Start of DATASET EXCERPTS
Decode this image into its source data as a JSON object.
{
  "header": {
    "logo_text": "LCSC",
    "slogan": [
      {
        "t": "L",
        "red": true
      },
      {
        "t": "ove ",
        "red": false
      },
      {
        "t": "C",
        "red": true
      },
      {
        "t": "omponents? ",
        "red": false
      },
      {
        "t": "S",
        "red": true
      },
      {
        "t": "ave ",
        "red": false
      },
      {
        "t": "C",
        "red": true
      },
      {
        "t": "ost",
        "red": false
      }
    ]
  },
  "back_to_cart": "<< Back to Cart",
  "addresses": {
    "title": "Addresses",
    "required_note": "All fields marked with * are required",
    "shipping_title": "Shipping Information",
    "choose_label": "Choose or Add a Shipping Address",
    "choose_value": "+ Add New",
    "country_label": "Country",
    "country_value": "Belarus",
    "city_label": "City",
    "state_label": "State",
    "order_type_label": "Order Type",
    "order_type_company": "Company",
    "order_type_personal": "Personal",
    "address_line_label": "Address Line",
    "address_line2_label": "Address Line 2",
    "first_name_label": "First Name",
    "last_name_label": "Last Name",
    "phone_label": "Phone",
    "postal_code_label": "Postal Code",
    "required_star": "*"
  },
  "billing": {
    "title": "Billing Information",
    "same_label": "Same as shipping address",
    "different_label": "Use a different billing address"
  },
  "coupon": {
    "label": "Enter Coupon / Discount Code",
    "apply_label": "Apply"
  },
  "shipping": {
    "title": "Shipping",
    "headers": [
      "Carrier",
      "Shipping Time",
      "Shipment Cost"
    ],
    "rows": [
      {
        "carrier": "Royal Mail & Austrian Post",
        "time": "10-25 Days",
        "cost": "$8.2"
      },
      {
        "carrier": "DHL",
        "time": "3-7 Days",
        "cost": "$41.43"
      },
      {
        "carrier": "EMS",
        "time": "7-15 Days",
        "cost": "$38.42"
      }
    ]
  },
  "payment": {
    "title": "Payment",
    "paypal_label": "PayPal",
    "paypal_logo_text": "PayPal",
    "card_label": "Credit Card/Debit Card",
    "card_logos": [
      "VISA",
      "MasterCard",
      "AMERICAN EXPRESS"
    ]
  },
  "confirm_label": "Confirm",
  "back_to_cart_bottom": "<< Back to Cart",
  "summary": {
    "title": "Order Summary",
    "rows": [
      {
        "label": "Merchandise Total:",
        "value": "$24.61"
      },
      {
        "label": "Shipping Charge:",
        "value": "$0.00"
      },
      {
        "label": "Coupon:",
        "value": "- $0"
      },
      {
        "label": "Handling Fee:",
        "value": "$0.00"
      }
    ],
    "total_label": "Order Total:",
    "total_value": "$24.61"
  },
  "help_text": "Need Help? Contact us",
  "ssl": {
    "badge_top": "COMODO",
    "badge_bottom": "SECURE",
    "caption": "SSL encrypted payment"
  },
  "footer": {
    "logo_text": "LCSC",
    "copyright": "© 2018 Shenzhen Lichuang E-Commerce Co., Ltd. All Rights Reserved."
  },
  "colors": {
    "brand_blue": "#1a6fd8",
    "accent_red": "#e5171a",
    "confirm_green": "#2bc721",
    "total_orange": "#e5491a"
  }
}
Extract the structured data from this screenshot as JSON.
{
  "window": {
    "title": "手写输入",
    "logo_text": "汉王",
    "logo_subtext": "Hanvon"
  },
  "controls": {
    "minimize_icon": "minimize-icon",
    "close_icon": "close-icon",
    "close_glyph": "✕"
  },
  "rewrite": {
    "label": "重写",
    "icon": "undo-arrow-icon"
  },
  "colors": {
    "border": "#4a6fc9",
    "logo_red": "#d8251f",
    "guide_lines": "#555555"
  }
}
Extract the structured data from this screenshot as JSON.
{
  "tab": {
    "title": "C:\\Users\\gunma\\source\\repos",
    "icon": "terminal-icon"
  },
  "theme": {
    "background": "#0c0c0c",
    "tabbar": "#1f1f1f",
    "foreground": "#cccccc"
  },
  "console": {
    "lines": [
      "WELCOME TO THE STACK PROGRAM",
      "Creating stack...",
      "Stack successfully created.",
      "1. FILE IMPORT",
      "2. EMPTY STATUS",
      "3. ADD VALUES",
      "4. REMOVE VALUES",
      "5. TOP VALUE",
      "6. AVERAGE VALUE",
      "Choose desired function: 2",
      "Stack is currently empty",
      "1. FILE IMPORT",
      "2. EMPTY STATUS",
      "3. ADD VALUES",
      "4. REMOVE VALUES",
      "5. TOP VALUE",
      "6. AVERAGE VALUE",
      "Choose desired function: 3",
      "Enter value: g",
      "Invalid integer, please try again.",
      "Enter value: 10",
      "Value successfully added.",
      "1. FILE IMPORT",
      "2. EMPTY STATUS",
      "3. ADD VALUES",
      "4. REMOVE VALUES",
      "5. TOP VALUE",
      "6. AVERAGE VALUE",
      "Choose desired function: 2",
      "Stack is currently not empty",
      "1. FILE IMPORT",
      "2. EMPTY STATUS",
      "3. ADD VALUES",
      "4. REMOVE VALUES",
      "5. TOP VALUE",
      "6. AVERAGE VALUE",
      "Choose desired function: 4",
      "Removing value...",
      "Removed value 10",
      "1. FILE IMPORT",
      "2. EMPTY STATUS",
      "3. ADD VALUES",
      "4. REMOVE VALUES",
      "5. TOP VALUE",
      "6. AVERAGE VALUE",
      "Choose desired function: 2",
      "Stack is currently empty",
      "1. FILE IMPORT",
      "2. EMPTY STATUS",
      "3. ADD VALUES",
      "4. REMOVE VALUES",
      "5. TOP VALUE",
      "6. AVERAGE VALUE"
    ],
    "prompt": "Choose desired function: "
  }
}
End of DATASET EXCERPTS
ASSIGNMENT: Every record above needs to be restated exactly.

REPLY:
Decode this image into its source data as a JSON object.
{
  "header": {
    "logo_text": "LCSC",
    "slogan": [
      {
        "t": "L",
        "red": true
      },
      {
        "t": "ove ",
        "red": false
      },
      {
        "t": "C",
        "red": true
      },
      {
        "t": "omponents? ",
        "red": false
      },
      {
        "t": "S",
        "red": true
      },
      {
        "t": "ave ",
        "red": false
      },
      {
        "t": "C",
        "red": true
      },
      {
        "t": "ost",
        "red": false
      }
    ]
  },
  "back_to_cart": "<< Back to Cart",
  "addresses": {
    "title": "Addresses",
    "required_note": "All fields marked with * are required",
    "shipping_title": "Shipping Information",
    "choose_label": "Choose or Add a Shipping Address",
    "choose_value": "+ Add New",
    "country_label": "Country",
    "country_value": "Belarus",
    "city_label": "City",
    "state_label": "State",
    "order_type_label": "Order Type",
    "order_type_company": "Company",
    "order_type_personal": "Personal",
    "address_line_label": "Address Line",
    "address_line2_label": "Address Line 2",
    "first_name_label": "First Name",
    "last_name_label": "Last Name",
    "phone_label": "Phone",
    "postal_code_label": "Postal Code",
    "required_star": "*"
  },
  "billing": {
    "title": "Billing Information",
    "same_label": "Same as shipping address",
    "different_label": "Use a different billing address"
  },
  "coupon": {
    "label": "Enter Coupon / Discount Code",
    "apply_label": "Apply"
  },
  "shipping": {
    "title": "Shipping",
    "headers": [
      "Carrier",
      "Shipping Time",
      "Shipment Cost"
    ],
    "rows": [
      {
        "carrier": "Royal Mail & Austrian Post",
        "time": "10-25 Days",
        "cost": "$8.2"
      },
      {
        "carrier": "DHL",
        "time": "3-7 Days",
        "cost": "$41.43"
      },
      {
        "carrier": "EMS",
        "time": "7-15 Days",
        "cost": "$38.42"
      }
    ]
  },
  "payment": {
    "title": "Payment",
    "paypal_label": "PayPal",
    "paypal_logo_text": "PayPal",
    "card_label": "Credit Card/Debit Card",
    "card_logos": [
      "VISA",
      "MasterCard",
      "AMERICAN EXPRESS"
    ]
  },
  "confirm_label": "Confirm",
  "back_to_cart_bottom": "<< Back to Cart",
  "summary": {
    "title": "Order Summary",
    "rows": [
      {
        "label": "Merchandise Total:",
        "value": "$24.61"
      },
      {
        "label": "Shipping Charge:",
        "value": "$0.00"
      },
      {
        "label": "Coupon:",
        "value": "- $0"
      },
      {
        "label": "Handling Fee:",
        "value": "$0.00"
      }
    ],
    "total_label": "Order Total:",
    "total_value": "$24.61"
  },
  "help_text": "Need Help? Contact us",
  "ssl": {
    "badge_top": "COMODO",
    "badge_bottom": "SECURE",
    "caption": "SSL encrypted payment"
  },
  "footer": {
    "logo_text": "LCSC",
    "copyright": "© 2018 Shenzhen Lichuang E-Commerce Co., Ltd. All Rights Reserved."
  },
  "colors": {
    "brand_blue": "#1a6fd8",
    "accent_red": "#e5171a",
    "confirm_green": "#2bc721",
    "total_orange": "#e5491a"
  }
}
Extract the structured data from this screenshot as JSON.
{
  "window": {
    "title": "手写输入",
    "logo_text": "汉王",
    "logo_subtext": "Hanvon"
  },
  "controls": {
    "minimize_icon": "minimize-icon",
    "close_icon": "close-icon",
    "close_glyph": "✕"
  },
  "rewrite": {
    "label": "重写",
    "icon": "undo-arrow-icon"
  },
  "colors": {
    "border": "#4a6fc9",
    "logo_red": "#d8251f",
    "guide_lines": "#555555"
  }
}
Extract the structured data from this screenshot as JSON.
{
  "tab": {
    "title": "C:\\Users\\gunma\\source\\repos",
    "icon": "terminal-icon"
  },
  "theme": {
    "background": "#0c0c0c",
    "tabbar": "#1f1f1f",
    "foreground": "#cccccc"
  },
  "console": {
    "lines": [
      "WELCOME TO THE STACK PROGRAM",
      "Creating stack...",
      "Stack successfully created.",
      "1. FILE IMPORT",
      "2. EMPTY STATUS",
      "3. ADD VALUES",
      "4. REMOVE VALUES",
      "5. TOP VALUE",
      "6. AVERAGE VALUE",
      "Choose desired function: 2",
      "Stack is currently empty",
      "1. FILE IMPORT",
      "2. EMPTY STATUS",
      "3. ADD VALUES",
      "4. REMOVE VALUES",
      "5. TOP VALUE",
      "6. AVERAGE VALUE",
      "Choose desired function: 3",
      "Enter value: g",
      "Invalid integer, please try again.",
      "Enter value: 10",
      "Value successfully added.",
      "1. FILE IMPORT",
      "2. EMPTY STATUS",
      "3. ADD VALUES",
      "4. REMOVE VALUES",
      "5. TOP VALUE",
      "6. AVERAGE VALUE",
      "Choose desired function: 2",
      "Stack is currently not empty",
      "1. FILE IMPORT",
      "2. EMPTY STATUS",
      "3. ADD VALUES",
      "4. REMOVE VALUES",
      "5. TOP VALUE",
      "6. AVERAGE VALUE",
      "Choose desired function: 4",
      "Removing value...",
      "Removed value 10",
      "1. FILE IMPORT",
      "2. EMPTY STATUS",
      "3. ADD VALUES",
      "4. REMOVE VALUES",
      "5. TOP VALUE",
      "6. AVERAGE VALUE",
      "Choose desired function: 2",
      "Stack is currently empty",
      "1. FILE IMPORT",
      "2. EMPTY STATUS",
      "3. ADD VALUES",
      "4. REMOVE VALUES",
      "5. TOP VALUE",
      "6. AVERAGE VALUE"
    ],
    "prompt": "Choose desired function: "
  }
}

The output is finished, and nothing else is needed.